It's important that we help each other. I was following Twitter during the [soccer] game on Sunday and seeing the Tweets from our players in the WNBA. They were really engaged in the game. There's a great level of respect there, and broadening that to include the fans is appealing.
”-- WNBA president Laurel Richie
Successful collaboration can be hard enough to achieve just among various departments of the same corporation. Trying to do it between different businesses makes it even more challenging. These are tough times economically for most folks. Then add yet another layer to the difficulty because it's women's athletics, which as a whole continues to seek firmer footholds in the business landscape, both in the United States and globally.
It's a much smaller piece of the pie that women's sports can hope to obtain in regard to being consumers' entertainment choice. Yet those consumers can be cultivated -- with hard work, smart marketing, innovative thinking and optimism.
"I don't think we are anywhere near maxing out on any of the potential audiences," Richie said.
These are the kinds of opportunities that Richie eventually will be judged upon in regard to her WNBA presidency. Her background is in advertising and marketing, in establishing brand names and making strong connections between consumers and products. In some ways, that's a science, and in other ways, it's an art. It requires degrees of intuition and risk-taking that are not guaranteed to always produce results. There will be some trial and error.
And in regard to successful collaboration with other women's sports, I've long felt the bridges could be built over time, if the right people communicate with each other.
Richie has been on a whirlwind meet-and-greet tour with the WNBA the past three months. LPGA commissioner Michael Whan has been at every tournament his organization has played since he took over in October 2009. Whan's background before taking over the LPGA, incidentally, was in marketing golf and hockey equipment. He was hired to help establish and restore relationships with sponsors, the lifeblood of the LPGA. Part of his job has been trying to regain ground that women's golf lost because financial hard times caused many sponsorships to dry up.
Kristina Hentschel, Women's Professional Soccer's corporate development officer and chief financial officer, told ESPN.com's Jeff Carlisle this week that while there has been an increase in interest from potential owners and sponsors because of the Women's World Cup attention, continued patience for the league -- which reportedly is lowering its salary cap to survive -- was necessary.
Richie, Whan and Hentschel all would be able to relate to each other's challenges and hopes. Certainly, they've got their hands full dealing with the specifics of their own businesses, which all face varying hurdles.
But I don't think we should ever give up on the belief that they -- and other people working in the industry of women's athletics -- should always keep searching for potential alliances that work toward their mutual good.
It might sound corny -- oh, hell, it is corny -- but remember the ending of "Brigadoon." When Tommy goes back to Scotland with the near-hopeless wish that the town will reappear again -- desperately regretting that he ever left Fiona -- the magic happens.

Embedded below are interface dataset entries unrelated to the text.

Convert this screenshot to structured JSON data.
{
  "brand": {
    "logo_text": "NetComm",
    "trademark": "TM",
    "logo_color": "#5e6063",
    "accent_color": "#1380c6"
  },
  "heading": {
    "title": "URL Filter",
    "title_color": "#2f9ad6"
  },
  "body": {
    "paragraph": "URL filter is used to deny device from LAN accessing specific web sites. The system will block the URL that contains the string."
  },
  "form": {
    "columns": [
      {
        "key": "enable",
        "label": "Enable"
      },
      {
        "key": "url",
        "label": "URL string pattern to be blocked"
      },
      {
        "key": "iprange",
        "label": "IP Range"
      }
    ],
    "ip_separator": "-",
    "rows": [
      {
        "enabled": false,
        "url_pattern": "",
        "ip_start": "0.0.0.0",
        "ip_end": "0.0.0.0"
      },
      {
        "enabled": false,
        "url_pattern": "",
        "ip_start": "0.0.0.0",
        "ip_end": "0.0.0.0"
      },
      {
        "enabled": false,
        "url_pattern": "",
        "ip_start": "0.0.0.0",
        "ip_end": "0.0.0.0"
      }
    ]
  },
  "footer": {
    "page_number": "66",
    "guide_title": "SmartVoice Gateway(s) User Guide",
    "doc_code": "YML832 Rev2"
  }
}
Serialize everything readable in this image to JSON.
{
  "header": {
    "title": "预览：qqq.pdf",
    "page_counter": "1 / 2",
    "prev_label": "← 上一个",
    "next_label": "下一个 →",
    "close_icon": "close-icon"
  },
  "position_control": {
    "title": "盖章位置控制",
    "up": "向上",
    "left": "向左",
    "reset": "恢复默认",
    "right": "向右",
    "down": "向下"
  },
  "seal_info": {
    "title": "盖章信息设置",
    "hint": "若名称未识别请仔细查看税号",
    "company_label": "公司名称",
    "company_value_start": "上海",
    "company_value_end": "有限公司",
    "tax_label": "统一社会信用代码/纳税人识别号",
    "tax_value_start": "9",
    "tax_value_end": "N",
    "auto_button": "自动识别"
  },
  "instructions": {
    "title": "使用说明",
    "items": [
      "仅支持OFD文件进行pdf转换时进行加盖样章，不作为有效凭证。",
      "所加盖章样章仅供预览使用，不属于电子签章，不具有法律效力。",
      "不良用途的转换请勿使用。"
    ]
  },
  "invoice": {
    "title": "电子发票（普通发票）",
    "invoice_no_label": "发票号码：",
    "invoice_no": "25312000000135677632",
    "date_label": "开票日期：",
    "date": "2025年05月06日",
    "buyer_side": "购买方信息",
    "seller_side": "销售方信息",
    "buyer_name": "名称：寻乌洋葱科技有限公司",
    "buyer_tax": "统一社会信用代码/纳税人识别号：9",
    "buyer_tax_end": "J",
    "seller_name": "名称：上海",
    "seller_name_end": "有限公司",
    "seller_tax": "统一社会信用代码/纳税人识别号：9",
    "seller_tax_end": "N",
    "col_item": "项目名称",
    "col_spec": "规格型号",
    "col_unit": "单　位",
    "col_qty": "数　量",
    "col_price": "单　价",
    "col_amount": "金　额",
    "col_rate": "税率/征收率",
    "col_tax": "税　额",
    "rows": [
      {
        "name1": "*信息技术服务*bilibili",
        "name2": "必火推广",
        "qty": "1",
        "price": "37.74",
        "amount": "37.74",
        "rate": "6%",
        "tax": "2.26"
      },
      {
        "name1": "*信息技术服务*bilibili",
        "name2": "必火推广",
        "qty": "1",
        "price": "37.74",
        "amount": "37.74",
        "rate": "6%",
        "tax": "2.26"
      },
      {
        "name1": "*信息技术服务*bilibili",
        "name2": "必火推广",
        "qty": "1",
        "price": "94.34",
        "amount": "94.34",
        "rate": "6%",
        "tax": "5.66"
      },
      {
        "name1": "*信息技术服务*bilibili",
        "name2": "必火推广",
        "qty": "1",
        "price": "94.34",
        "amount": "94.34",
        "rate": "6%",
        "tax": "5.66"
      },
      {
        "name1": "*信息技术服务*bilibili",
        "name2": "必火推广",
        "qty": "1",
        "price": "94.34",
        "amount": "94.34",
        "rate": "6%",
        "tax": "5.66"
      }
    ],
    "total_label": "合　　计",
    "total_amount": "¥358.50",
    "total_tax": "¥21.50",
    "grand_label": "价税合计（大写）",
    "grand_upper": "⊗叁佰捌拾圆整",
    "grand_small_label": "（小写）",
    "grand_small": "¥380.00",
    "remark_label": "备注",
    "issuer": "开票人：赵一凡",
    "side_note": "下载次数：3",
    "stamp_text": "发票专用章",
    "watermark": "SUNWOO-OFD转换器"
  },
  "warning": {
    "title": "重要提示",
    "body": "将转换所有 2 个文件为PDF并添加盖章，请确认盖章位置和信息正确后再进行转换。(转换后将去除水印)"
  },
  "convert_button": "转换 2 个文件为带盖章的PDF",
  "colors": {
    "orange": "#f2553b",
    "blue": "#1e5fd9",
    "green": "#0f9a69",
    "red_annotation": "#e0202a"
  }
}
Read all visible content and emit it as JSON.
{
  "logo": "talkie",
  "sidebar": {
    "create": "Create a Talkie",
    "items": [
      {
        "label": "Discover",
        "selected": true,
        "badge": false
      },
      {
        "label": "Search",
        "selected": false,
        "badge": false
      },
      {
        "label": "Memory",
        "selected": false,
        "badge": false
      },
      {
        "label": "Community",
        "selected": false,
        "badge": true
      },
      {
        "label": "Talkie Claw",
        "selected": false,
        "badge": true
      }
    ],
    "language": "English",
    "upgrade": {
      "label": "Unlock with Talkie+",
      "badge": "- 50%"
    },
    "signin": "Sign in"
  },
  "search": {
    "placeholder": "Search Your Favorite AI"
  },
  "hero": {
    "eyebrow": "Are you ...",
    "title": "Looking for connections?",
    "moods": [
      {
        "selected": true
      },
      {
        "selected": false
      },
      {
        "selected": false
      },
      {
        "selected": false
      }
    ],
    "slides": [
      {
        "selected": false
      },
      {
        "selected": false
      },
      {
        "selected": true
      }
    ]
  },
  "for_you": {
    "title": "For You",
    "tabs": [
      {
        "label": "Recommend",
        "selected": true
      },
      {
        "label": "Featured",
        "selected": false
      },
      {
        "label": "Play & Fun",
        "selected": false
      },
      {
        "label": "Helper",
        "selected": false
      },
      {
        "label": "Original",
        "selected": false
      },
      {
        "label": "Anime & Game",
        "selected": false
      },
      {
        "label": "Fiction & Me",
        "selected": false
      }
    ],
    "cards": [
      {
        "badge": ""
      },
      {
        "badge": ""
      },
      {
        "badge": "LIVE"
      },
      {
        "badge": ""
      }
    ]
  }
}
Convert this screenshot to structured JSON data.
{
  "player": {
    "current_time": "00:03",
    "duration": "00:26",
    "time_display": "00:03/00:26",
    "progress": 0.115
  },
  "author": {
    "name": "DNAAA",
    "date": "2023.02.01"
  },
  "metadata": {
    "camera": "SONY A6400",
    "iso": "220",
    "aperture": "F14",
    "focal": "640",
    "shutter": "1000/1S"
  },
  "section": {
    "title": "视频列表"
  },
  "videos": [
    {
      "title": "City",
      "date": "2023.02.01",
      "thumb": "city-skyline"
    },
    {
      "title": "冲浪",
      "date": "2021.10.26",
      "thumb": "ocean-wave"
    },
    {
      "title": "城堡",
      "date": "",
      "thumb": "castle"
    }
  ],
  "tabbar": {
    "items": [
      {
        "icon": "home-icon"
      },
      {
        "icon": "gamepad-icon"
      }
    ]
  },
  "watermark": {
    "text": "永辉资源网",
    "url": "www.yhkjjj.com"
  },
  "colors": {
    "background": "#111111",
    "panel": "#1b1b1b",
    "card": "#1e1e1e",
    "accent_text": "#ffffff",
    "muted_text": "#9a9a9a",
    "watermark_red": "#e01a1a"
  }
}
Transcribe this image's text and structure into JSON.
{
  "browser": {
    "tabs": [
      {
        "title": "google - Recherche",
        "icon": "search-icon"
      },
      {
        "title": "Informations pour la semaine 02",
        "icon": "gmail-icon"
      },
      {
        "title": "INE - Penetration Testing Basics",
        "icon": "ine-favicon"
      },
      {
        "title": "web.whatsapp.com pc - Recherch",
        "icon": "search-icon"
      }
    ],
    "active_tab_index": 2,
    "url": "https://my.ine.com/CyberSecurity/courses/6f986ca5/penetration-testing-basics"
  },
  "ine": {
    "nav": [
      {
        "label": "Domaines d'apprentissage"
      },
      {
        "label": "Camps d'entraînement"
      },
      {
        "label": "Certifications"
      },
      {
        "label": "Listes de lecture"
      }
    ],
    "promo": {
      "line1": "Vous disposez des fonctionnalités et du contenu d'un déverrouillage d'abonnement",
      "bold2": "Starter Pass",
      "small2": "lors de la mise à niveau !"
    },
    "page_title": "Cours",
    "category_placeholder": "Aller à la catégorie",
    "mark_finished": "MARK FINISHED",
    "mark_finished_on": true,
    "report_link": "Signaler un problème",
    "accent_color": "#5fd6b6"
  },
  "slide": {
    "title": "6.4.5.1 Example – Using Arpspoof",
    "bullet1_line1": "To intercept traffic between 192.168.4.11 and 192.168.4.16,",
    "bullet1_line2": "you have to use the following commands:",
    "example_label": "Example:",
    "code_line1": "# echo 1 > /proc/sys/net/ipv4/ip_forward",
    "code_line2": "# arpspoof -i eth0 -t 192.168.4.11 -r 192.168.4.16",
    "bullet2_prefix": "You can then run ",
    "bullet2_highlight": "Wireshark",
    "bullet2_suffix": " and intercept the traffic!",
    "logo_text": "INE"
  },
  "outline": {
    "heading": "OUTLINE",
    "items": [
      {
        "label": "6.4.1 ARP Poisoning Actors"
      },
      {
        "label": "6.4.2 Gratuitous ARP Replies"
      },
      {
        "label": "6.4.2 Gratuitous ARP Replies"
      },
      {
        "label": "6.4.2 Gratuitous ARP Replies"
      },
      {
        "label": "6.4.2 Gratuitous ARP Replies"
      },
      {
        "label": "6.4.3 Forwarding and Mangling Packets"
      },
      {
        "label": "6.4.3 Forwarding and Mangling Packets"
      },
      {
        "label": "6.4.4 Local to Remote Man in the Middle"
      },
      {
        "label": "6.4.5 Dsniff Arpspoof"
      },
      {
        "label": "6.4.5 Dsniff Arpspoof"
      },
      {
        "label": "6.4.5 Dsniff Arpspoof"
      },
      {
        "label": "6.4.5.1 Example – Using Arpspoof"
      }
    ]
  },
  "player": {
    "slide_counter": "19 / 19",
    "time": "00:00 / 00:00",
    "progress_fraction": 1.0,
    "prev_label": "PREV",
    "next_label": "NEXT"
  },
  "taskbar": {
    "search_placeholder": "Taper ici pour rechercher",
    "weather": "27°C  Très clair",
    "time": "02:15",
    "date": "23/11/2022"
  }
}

Mr. Lundie tells the stunned Tommy, "You shouldna be too surprised, lad. I told ye when ye love someone deeply enough, anythin' is possible. Even miracles."
Women's professional athletics' continued growth actually doesn't need miracles. But it does need people who love these endeavors deeply enough.
Mechelle Voepel, a regular contributor to ESPN.com, can be reached at firstname.lastname@example.org. Read her blog at mechellevoepelblog.com.